GlobalCapital: What arguments would you make to persuade private creditors to support debt cancellation?

Durreen Shahnaz:The Covid pandemic has made clear that we cannot recover and rebuild our economies if the Global South, women, and people of colour continue to be left behind. Inclusivity and our mutual obligation to each other are the conditions for future economic growth.

Furthermore, we have the unprecedented opportunity to reposition the Global South as solutions to post-Covid green growth. There is no better time than now to reboot our systems, overcome systemic racism, sexism, and other injustices, so that we are empowering the 99% to drive future growth.

GlobalCapital: What do you think of the response to the crisis from the World Bank and the International Monetary Fund?

Durreen Shahnaz:Sadly, what we are seeing from multilateral organisations is in fact old habits and top down practices repackaged into the Covid response. What we are seeing is in fact traditionally risk-averse institutions directing funding primarily to their clients, be it financial institutions or countries, with little transparency as to its impact on the last mile and the 99%.

If the same top down, business as usual development methods weren’t getting us through to the [United Nations] Sustainable Development Goals (SDGs), then they certainly are not going to help us “Build Back Better” post-Covid.

GlobalCapital: How can capital markets help the recovery in the Global South be green and socially equitable?

Durreen Shahnaz:Even before Covid, blended and innovative finance held the greatest potential to close the $2.5tr annual SDG financing gap**. More and more stakeholders were opening up to innovative finance, yet there was increasing concern for impact washing.

[In relation to social bond issuance increasing] But where is the money going? Is it going the last mile for truly inclusive recovery? What we found instead, is that multilaterals are moving the same money to the same usual suspects, the same SMEs who already access commercial capital, rather than lending to SMEs who really cannot access financing. On the corporate side, we are seeing similar behaviours, with billion dollar bonds raised just for commercial clients.

It is time we think bigger and bolder so that the 99% are not treated as victims, but solutions to green, inclusive Covid recovery. Innovative finance has the potential to truly unlock large scale capital, but we must learn to go beyond social bonds. 

What will be key to unlocking more private sector capital to fill the financing gap is to embrace risk, innovate solutions to mitigate risk, and build bottom-up solutions using data and impact measurement so that we are truly addressing the root causes of injustices for women, people of colour, and the Global South.

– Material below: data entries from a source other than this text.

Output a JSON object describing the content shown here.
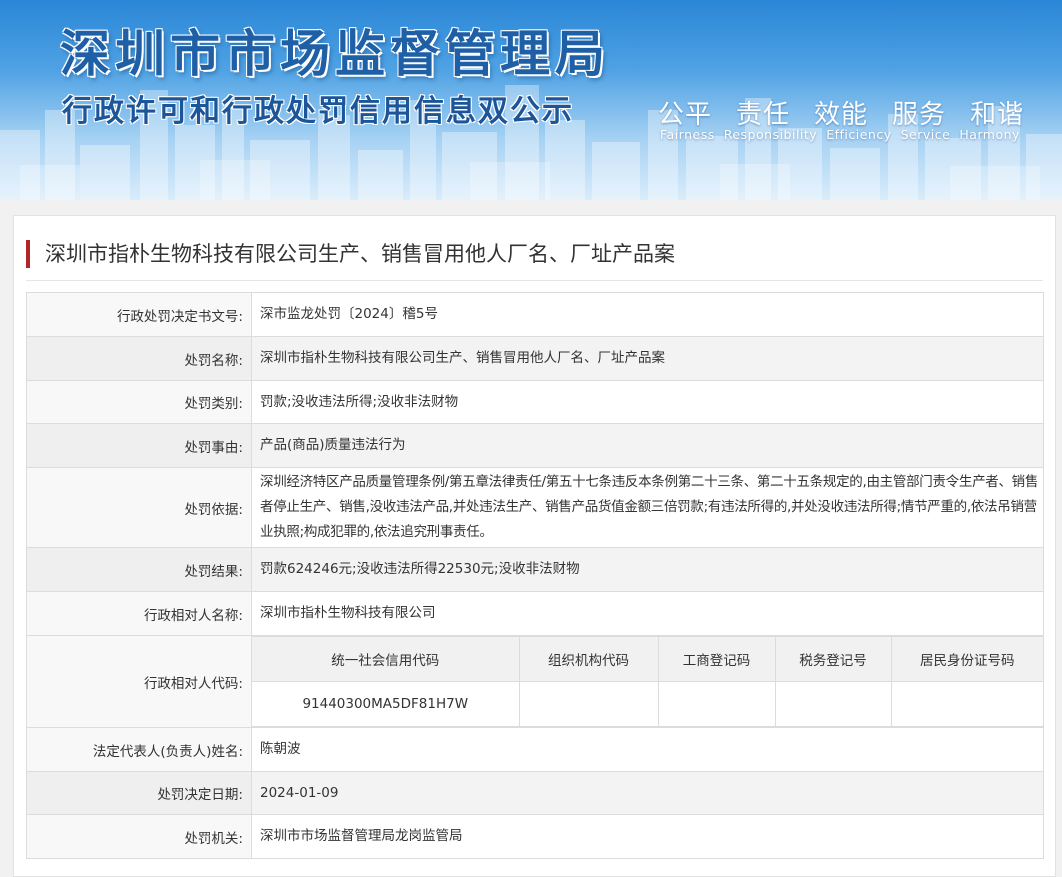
{
  "banner": {
    "title": "深圳市市场监督管理局",
    "subtitle": "行政许可和行政处罚信用信息双公示",
    "slogans_cn": [
      "公平",
      "责任",
      "效能",
      "服务",
      "和谐"
    ],
    "slogans_en": [
      "Fairness",
      "Responsibility",
      "Efficiency",
      "Service",
      "Harmony"
    ]
  },
  "case": {
    "title": "深圳市指朴生物科技有限公司生产、销售冒用他人厂名、厂址产品案"
  },
  "fields": {
    "doc_no": {
      "label": "行政处罚决定书文号:",
      "value": "深市监龙处罚〔2024〕稽5号"
    },
    "penalty_name": {
      "label": "处罚名称:",
      "value": "深圳市指朴生物科技有限公司生产、销售冒用他人厂名、厂址产品案"
    },
    "penalty_type": {
      "label": "处罚类别:",
      "value": "罚款;没收违法所得;没收非法财物"
    },
    "penalty_reason": {
      "label": "处罚事由:",
      "value": "产品(商品)质量违法行为"
    },
    "penalty_basis": {
      "label": "处罚依据:",
      "value": "深圳经济特区产品质量管理条例/第五章法律责任/第五十七条违反本条例第二十三条、第二十五条规定的,由主管部门责令生产者、销售者停止生产、销售,没收违法产品,并处违法生产、销售产品货值金额三倍罚款;有违法所得的,并处没收违法所得;情节严重的,依法吊销营业执照;构成犯罪的,依法追究刑事责任。"
    },
    "penalty_result": {
      "label": "处罚结果:",
      "value": "罚款624246元;没收违法所得22530元;没收非法财物"
    },
    "party_name": {
      "label": "行政相对人名称:",
      "value": "深圳市指朴生物科技有限公司"
    },
    "party_code": {
      "label": "行政相对人代码:",
      "headers": [
        "统一社会信用代码",
        "组织机构代码",
        "工商登记码",
        "税务登记号",
        "居民身份证号码"
      ],
      "values": [
        "91440300MA5DF81H7W",
        "",
        "",
        "",
        ""
      ]
    },
    "legal_rep": {
      "label": "法定代表人(负责人)姓名:",
      "value": "陈朝波"
    },
    "decision_date": {
      "label": "处罚决定日期:",
      "value": "2024-01-09"
    },
    "authority": {
      "label": "处罚机关:",
      "value": "深圳市市场监督管理局龙岗监管局"
    }
  }
}
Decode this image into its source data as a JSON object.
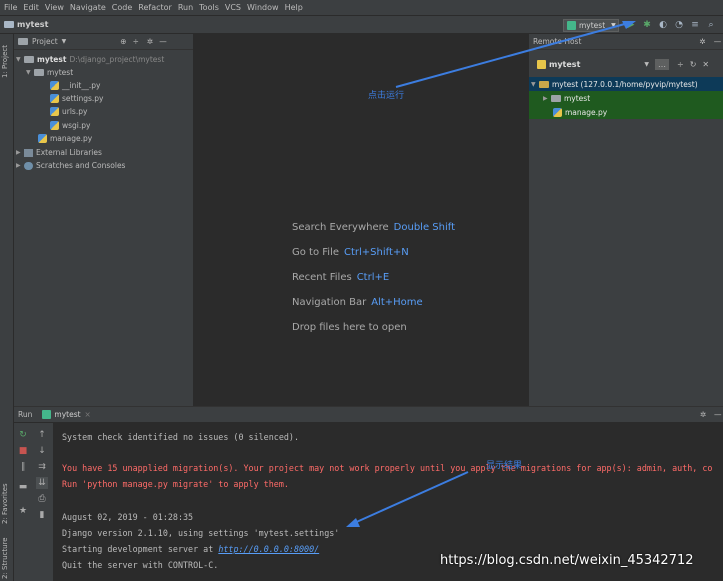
{
  "menu": [
    "File",
    "Edit",
    "View",
    "Navigate",
    "Code",
    "Refactor",
    "Run",
    "Tools",
    "VCS",
    "Window",
    "Help"
  ],
  "breadcrumb": "mytest",
  "run_config": "mytest",
  "left_tabs": {
    "project": "1: Project",
    "favorites": "2: Favorites",
    "structure": "2: Structure"
  },
  "project_panel": {
    "title": "Project",
    "root_name": "mytest",
    "root_path": "D:\\django_project\\mytest",
    "items": [
      "mytest",
      "__init__.py",
      "settings.py",
      "urls.py",
      "wsgi.py",
      "manage.py",
      "External Libraries",
      "Scratches and Consoles"
    ]
  },
  "editor_hints": [
    {
      "label": "Search Everywhere",
      "key": "Double Shift"
    },
    {
      "label": "Go to File",
      "key": "Ctrl+Shift+N"
    },
    {
      "label": "Recent Files",
      "key": "Ctrl+E"
    },
    {
      "label": "Navigation Bar",
      "key": "Alt+Home"
    },
    {
      "label": "Drop files here to open",
      "key": ""
    }
  ],
  "remote_panel": {
    "title": "Remote Host",
    "server": "mytest",
    "root": "mytest (127.0.0.1/home/pyvip/mytest)",
    "items": [
      "mytest",
      "manage.py"
    ]
  },
  "run_panel": {
    "label": "Run",
    "tab": "mytest",
    "lines": [
      {
        "text": "System check identified no issues (0 silenced).",
        "type": "normal"
      },
      {
        "text": "You have 15 unapplied migration(s). Your project may not work properly until you apply the migrations for app(s): admin, auth, co",
        "type": "red"
      },
      {
        "text": "Run 'python manage.py migrate' to apply them.",
        "type": "red"
      },
      {
        "text": "August 02, 2019 - 01:28:35",
        "type": "normal"
      },
      {
        "text": "Django version 2.1.10, using settings 'mytest.settings'",
        "type": "normal"
      },
      {
        "text": "Starting development server at ",
        "link": "http://0.0.0.0:8000/",
        "type": "normal"
      },
      {
        "text": "Quit the server with CONTROL-C.",
        "type": "normal"
      }
    ]
  },
  "annotations": {
    "run": "点击运行",
    "result": "显示结果"
  },
  "watermark": "https://blog.csdn.net/weixin_45342712",
  "colors": {
    "annotation": "#3c7de0",
    "link": "#589df6",
    "error": "#ff6b68"
  }
}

GlobalCapital: Could you explain how IIX’s exchange for impact investing companies works?

Durreen Shahnaz:One of IIX’s first innovations was the world’s first social stock exchange. In 2009, when I launched the world’s first SSE with the Mauritius government, the Impact Exchange, I did so with the vision that it would become a beacon for impact investing — the symbol of a perfect financial system, where everyone could participate and have a voice. The experience was a humbling one because it soon became clear that building inclusive markets would require much more than a platform. 

That is why over the past decade, IIX had to step back and build an entire highway of support for businesses across their stages of growth, effectively connecting them to capital markets through Impact Partners — the world’s most successful debt and equity crowdfunding platform for impact investing, and eventually through the Women’s Livelihood Bond.

Through Impact Partners, IIX effectively bridges the gap between the supply and demand of impact capital by helping investors understand the RRI profile of investments, and to move beyond traditional venture capital and private equity approaches to looking at short and mid-term investment strategies.

With investors reeling from the market meltdown, RRI strategies will become the new norm. Investors who can assess opportunities through the lens of risk-return-impact can look to make modest returns while investing in Covid-resilient businesses.

*According to the World Bank’s International Finance Corporation

** According to the United Nations

By Jasper Cox
08 Jul 2020